“However, consumers have indicated that they will continue to eat and cook at home,” Leinenbach says. “We see opportunities to keep milk top of mind with families by promoting the value and health attributes of milk.”
In the meantime, Prairie Farms will continue to provide meal-planning solutions featuring comfort food recipes that are rich in dairy. The cooperative also sees opportunity in at-home beverages such as milk-based iced coffees that replace what consumers purchased at coffee shops and fast-food outlets pre-pandemic.
Child nutrition will continue to spell opportunity, too, Borrelli predicts.
“A child’s nutritional needs are not the same as those of an adult, and their food options need to reflect that important difference,” he explains.
“Unexpected” dairy solutions hold appeal as well, Gerlach suggests.
“There has been a lot of new innovation in plant-based alternatives, and dairy milk is ready for a breakout innovative product,” he says.
The right marketing will be critical, too, McBride and Trehan note.
“Milk is still a powerhouse category.
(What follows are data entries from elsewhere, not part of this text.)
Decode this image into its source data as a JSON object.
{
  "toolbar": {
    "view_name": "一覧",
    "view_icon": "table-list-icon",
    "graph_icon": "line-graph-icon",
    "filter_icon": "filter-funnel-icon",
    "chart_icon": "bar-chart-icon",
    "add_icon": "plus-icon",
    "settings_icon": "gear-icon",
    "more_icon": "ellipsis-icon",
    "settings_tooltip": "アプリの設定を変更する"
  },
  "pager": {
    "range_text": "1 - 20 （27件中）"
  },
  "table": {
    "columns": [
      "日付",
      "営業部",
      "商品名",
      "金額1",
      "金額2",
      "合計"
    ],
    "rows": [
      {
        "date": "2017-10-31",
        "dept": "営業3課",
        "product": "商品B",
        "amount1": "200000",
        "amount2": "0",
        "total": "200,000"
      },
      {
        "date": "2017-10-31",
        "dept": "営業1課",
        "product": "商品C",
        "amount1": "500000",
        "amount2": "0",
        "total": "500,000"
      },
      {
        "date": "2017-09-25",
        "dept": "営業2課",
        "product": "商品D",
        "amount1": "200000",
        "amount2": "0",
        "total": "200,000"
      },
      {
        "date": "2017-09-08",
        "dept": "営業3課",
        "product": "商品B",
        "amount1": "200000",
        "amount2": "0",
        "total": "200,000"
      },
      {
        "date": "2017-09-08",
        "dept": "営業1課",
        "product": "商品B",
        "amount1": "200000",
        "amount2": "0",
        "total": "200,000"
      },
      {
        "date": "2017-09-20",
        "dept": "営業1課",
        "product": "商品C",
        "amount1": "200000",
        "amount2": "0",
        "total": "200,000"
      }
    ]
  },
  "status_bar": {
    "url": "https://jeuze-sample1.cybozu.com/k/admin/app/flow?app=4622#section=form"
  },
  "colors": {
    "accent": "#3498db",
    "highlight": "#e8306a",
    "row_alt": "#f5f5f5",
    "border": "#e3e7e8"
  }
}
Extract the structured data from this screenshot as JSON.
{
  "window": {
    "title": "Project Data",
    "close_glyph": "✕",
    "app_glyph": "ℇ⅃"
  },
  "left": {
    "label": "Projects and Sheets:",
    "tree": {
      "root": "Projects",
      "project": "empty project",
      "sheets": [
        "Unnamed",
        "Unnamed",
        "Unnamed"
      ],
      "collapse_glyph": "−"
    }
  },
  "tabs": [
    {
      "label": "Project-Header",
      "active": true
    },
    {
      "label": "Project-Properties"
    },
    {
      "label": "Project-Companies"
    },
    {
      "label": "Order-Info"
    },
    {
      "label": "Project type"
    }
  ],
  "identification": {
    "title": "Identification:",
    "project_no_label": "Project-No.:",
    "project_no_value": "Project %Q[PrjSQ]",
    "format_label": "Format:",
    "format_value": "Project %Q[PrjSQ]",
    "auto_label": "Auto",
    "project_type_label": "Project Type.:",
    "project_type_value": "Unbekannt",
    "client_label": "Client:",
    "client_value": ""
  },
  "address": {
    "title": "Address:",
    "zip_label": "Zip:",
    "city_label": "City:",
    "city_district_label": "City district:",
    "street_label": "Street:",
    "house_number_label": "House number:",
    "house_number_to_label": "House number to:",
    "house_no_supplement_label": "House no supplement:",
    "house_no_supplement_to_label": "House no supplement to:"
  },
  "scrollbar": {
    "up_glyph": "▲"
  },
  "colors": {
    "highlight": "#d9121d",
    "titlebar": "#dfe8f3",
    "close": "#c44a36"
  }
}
We’re focused on a multifaceted approach, including opportunities to develop compelling messaging in and outside the store,” they say. “We are making milk top of mind of our key audiences. We’re trying to make the dairy set easier to shop with the right assortment of products.”
Speaking of marketing, Rani notes that milk’s emergence as the “surprising social media superstar” during the stay-at-home period inspired the nation’s milk companies to bring back the iconic “Got milk?” tagline — for a new generation of social media users. The initial results of that campaign have been even more positive than expected.
“Americans not only embraced the campaign’s reimagining, but they engaged with it — and more importantly, our product — in dynamic, creative, unexpected ways,” she says. “The #gotmilkchallenge has generated 4 billion views to date on TikTok, eight times what was originally projected. And this is only the beginning.”
Looking ahead, Rani says MilkPEP anticipates that 2021 will bring other strong marketing opportunities and optimism for the milk industry, starting with the delayed Summer Olympic Games.
“We’re looking forward to finding new ways to engage our target around the Team USA athletes they love,” she stresses.
However, it will take more than marketing to keep the momentum for milk going strong, Rani suggests.
“We as an industry must remain clear-eyed about the long-term structural challenges ahead and work to navigate them together, finding new and innovative ways to drive consumption and usage,” she says.